  6. Too much booze/no one tending bar. Having totally wasted guests (or being wasted at your own reception) isn’t a good look either. Trust me, I’ve been to two receptions where the groom blacked out and didn’t make it to the end of the night. Not pretty. You obviously want your guests to have a great time, and part of that may involve knocking back a few drinks, but you want bartenders there to make sure people don’t go overboard at the reception. I’ve found this is typically more of a problem when guests have unfettered access to knock back straight liquor until the end of a reception. It’s generally not so much of an issue with just wine and beer after cocktail hour. Some people wouldn’t imagine of just wine and beer after cocktail hour so that’s a personal decision but keep in mind it’s one that can save you a ton of money on the bar tab given that liquor is generally more expensive. It’s a delicate balance that admittedly leans on the indulgent side, because it’s still a party, after all.

  7. Put the bar close to the dance floor! Once it’s dance party time you want to make it easy for people to grab drinks and then get back on that floor! If the bar is on the other side of the venue or in a different room, people shuttling back and forth from the bar may suck energy from the dance party. Put at least one bar within 10-20 yards from the dance floor and you’ll be golden.

  8. Temperature control. We’re a Southern dance band that often plays when outside temperatures are well above 85 degrees. I pride myself on the amount of sweat that pours out of my body when I play for my clients, but there are limits. You may need to think about fans or plenty of ice water for dancers because it’s gonna get hot in the middle of summer. Heat stroke is no fun. On the flipside, you may need to think through renting heat sources if you think the temperature is going to drop during your fall or winter reception.

  9. Access to electricity. With any electrified music it’s no power, no show. If you’re having your dance party in a remote, outdoor area, make sure you’ve thought through renting a generator or two and buying plenty of extra fuel. If you’re in a more conventional venue, you’ll still want to make sure your band can access power from at least two separate sources to avoid a power surge.

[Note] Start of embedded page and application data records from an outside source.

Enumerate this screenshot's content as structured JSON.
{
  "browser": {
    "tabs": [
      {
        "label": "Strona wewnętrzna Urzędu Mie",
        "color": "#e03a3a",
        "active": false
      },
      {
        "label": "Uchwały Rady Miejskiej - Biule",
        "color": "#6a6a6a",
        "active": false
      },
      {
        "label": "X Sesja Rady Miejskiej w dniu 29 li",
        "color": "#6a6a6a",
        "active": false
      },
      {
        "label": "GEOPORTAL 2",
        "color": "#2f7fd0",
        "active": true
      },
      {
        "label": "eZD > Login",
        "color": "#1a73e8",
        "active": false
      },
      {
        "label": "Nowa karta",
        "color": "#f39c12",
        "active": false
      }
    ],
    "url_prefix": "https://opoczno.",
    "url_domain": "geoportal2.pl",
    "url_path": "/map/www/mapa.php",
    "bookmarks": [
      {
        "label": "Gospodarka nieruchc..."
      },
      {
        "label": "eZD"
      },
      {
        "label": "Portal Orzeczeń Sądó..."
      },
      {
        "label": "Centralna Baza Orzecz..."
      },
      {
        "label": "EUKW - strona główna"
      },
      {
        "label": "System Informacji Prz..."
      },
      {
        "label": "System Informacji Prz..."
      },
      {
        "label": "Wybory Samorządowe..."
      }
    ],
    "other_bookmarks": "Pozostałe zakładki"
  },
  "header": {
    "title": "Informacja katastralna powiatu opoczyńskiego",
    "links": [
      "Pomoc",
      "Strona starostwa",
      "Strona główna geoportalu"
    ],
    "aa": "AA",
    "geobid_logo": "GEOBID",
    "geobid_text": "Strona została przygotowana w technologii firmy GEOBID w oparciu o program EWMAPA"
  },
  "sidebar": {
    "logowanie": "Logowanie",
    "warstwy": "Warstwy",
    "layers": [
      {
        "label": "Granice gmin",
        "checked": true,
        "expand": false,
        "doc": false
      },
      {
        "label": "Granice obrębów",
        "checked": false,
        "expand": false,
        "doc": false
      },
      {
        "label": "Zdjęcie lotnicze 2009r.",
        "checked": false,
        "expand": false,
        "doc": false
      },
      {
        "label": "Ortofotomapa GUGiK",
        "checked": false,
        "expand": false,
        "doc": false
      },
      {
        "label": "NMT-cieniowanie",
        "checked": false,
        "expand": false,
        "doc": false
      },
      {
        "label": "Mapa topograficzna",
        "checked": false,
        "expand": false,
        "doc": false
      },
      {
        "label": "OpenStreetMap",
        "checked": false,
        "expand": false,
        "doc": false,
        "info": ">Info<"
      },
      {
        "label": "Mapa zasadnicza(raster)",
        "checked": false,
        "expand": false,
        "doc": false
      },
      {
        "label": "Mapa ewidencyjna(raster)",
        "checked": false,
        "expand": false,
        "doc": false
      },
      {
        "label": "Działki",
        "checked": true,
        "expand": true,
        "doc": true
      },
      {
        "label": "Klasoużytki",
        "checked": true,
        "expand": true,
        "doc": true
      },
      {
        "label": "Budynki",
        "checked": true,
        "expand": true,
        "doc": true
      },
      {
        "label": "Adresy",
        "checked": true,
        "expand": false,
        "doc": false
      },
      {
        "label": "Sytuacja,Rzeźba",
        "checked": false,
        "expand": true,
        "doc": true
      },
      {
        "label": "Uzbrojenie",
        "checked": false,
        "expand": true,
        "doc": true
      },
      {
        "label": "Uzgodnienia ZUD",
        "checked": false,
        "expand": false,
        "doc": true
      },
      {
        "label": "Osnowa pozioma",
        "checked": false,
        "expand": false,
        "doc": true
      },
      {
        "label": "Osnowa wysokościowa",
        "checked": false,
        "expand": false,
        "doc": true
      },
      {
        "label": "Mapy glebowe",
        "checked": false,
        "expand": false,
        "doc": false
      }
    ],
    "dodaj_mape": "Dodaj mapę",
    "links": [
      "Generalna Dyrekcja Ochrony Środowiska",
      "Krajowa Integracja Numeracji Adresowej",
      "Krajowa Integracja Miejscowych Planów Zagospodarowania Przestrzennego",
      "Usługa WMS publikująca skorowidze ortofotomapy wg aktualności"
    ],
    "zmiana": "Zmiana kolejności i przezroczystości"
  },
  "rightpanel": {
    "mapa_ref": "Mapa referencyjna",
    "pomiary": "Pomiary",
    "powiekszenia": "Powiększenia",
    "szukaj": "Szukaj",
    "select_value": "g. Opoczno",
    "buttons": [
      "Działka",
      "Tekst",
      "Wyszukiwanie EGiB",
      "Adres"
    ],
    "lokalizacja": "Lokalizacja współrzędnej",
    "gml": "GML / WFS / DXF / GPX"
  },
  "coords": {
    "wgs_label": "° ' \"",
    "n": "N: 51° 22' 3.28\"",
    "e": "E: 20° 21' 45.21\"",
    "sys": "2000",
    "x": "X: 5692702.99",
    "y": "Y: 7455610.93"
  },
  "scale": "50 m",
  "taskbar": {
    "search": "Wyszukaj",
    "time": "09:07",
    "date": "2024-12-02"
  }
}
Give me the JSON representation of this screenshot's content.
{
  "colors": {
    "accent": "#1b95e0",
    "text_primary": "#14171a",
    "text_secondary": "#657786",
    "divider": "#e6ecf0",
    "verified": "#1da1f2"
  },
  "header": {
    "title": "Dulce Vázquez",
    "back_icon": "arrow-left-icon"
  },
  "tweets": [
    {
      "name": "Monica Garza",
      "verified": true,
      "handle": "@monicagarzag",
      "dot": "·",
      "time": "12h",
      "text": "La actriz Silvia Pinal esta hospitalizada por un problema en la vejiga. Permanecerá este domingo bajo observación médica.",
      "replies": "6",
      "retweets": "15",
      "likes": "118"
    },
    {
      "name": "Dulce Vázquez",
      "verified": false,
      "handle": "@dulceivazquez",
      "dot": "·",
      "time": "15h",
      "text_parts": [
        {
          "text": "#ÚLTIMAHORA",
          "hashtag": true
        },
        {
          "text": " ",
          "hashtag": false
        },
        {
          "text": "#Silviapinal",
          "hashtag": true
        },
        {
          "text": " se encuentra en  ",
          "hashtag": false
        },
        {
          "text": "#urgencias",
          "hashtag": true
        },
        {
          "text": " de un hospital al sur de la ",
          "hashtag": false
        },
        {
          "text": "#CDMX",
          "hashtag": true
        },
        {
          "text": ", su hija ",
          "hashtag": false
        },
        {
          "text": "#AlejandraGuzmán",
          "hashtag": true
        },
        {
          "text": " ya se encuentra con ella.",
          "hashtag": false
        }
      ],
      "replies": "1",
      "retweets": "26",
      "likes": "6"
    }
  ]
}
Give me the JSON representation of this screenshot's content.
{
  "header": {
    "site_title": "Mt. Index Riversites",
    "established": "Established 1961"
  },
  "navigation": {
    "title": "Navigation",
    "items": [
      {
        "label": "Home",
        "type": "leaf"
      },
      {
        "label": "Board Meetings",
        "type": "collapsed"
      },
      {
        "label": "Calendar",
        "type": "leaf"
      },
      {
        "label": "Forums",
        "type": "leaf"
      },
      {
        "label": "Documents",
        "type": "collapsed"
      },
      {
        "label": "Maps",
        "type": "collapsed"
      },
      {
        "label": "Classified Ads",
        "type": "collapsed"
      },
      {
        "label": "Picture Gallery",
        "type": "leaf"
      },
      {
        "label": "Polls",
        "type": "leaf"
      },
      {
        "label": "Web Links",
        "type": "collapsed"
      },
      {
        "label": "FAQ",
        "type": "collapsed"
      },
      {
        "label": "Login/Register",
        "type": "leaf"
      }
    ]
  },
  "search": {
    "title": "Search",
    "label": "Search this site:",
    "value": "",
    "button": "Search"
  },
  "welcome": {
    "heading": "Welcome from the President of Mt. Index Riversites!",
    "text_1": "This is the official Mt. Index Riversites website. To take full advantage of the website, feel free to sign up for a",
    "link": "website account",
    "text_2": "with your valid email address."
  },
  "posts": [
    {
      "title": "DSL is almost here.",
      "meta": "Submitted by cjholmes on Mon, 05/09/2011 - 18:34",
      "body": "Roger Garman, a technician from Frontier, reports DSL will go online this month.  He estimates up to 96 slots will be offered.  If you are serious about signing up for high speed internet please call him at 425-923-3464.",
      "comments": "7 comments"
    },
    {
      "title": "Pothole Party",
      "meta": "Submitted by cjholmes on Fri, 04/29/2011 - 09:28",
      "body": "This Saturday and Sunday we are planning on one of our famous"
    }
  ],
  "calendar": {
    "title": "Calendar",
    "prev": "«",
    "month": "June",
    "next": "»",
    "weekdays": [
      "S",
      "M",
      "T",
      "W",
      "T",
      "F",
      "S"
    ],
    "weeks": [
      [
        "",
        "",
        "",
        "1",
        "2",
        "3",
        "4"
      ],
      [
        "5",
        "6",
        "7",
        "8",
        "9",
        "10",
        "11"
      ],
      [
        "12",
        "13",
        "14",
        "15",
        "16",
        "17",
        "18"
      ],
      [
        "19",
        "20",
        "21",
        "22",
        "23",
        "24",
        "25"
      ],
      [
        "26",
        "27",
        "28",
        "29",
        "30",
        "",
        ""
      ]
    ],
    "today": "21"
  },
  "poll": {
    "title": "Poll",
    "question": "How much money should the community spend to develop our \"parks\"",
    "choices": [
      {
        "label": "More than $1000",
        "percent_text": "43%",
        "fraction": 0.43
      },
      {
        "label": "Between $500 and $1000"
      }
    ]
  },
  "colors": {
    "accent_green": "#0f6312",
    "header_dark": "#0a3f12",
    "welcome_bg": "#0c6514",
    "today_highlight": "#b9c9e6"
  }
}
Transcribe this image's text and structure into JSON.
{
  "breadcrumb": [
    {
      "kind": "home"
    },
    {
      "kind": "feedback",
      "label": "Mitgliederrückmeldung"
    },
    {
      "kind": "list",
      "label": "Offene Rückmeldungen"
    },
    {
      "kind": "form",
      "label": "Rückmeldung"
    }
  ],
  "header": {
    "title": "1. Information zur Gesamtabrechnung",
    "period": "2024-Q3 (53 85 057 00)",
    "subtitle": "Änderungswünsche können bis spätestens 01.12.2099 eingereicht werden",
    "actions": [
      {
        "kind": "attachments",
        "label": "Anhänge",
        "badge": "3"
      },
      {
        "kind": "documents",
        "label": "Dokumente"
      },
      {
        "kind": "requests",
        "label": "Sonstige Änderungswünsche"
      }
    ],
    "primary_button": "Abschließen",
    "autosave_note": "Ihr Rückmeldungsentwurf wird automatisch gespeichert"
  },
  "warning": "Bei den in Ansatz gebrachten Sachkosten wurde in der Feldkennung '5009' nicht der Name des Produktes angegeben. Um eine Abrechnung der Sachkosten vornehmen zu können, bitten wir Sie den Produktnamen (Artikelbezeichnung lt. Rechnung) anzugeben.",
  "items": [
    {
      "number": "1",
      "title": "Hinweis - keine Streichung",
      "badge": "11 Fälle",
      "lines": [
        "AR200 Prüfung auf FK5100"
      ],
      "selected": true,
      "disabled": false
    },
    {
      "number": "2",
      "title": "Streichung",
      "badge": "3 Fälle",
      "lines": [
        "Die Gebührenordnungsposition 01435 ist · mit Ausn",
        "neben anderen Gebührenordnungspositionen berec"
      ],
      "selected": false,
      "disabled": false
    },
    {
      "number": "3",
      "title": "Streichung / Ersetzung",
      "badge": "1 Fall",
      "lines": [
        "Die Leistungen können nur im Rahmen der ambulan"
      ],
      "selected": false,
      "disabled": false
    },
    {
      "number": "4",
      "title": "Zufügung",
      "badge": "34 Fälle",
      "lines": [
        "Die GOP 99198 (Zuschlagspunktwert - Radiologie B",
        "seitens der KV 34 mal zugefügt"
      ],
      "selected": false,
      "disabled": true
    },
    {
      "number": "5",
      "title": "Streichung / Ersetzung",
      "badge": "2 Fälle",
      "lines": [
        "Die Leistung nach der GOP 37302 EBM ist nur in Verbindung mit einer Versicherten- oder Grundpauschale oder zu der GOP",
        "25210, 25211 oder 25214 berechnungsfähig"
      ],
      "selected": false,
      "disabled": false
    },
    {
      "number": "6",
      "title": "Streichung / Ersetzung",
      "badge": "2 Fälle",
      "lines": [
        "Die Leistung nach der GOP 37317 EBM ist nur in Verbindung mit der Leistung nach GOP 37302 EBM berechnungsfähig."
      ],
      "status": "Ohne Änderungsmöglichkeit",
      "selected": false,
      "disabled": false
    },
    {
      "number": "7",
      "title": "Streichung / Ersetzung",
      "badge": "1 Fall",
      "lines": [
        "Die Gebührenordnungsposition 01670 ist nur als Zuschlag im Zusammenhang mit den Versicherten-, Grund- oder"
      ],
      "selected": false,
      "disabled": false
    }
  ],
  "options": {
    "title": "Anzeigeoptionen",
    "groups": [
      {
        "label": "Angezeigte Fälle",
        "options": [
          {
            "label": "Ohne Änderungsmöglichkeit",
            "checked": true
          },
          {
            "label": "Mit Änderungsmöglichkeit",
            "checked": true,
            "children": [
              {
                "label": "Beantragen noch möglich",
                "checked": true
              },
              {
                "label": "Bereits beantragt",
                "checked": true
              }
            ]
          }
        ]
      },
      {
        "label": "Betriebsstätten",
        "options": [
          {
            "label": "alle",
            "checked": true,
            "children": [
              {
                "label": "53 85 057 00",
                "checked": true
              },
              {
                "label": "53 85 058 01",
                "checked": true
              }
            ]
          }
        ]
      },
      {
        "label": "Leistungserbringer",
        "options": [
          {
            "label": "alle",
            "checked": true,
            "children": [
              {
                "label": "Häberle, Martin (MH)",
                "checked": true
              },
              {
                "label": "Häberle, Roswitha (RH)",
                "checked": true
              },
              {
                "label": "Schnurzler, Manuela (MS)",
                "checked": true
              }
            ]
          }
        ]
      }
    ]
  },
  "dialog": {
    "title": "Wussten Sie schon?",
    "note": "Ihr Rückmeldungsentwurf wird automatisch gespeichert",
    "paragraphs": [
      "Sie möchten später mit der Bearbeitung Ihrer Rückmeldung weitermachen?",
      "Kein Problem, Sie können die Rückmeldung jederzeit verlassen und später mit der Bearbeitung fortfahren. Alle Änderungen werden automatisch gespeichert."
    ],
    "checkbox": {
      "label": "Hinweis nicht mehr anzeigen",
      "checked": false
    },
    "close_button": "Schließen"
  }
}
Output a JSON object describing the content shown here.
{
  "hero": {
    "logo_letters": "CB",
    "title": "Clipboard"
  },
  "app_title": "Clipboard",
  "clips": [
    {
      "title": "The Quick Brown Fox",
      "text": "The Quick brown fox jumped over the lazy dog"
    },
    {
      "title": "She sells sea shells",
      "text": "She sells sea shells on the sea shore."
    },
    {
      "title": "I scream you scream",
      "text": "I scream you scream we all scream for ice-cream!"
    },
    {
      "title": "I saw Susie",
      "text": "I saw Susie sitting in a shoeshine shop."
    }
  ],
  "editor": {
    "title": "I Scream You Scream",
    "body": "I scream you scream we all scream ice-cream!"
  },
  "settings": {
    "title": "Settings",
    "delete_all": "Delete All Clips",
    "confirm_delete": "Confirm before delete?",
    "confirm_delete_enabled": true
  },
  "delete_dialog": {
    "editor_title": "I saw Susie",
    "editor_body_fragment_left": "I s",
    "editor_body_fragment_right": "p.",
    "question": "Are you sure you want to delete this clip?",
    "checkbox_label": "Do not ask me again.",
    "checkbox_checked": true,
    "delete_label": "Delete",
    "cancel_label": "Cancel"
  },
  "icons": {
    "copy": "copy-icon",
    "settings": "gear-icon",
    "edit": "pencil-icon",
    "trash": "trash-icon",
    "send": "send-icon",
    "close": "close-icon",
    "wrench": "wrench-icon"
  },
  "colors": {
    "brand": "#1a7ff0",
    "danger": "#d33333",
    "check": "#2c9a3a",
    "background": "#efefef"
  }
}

  10. Forgetting to get out on the dance floor! Between greeting your guests, taking pictures, being present for toasts and all the other wedding activities, your reception is going to go by in a flash. You’ve got to make a conscious effort to spend at least a little time on the dance floor! Because you’re kinda the main event at the reception, folks will unconsciously follow you over the course of the event. You want to set the tone for the dance party portion of the reception by spending at least a little time out there with your new spouse. You’ve paid for the band, after all!

I hope these tips on what to avoid are helpful for incorporating a band into your wedding reception. As I said, there may be caveats to many of these points but taking all of these into consideration should go a long way towards helping you throw a smashing reception dance party. See you on the dance floor!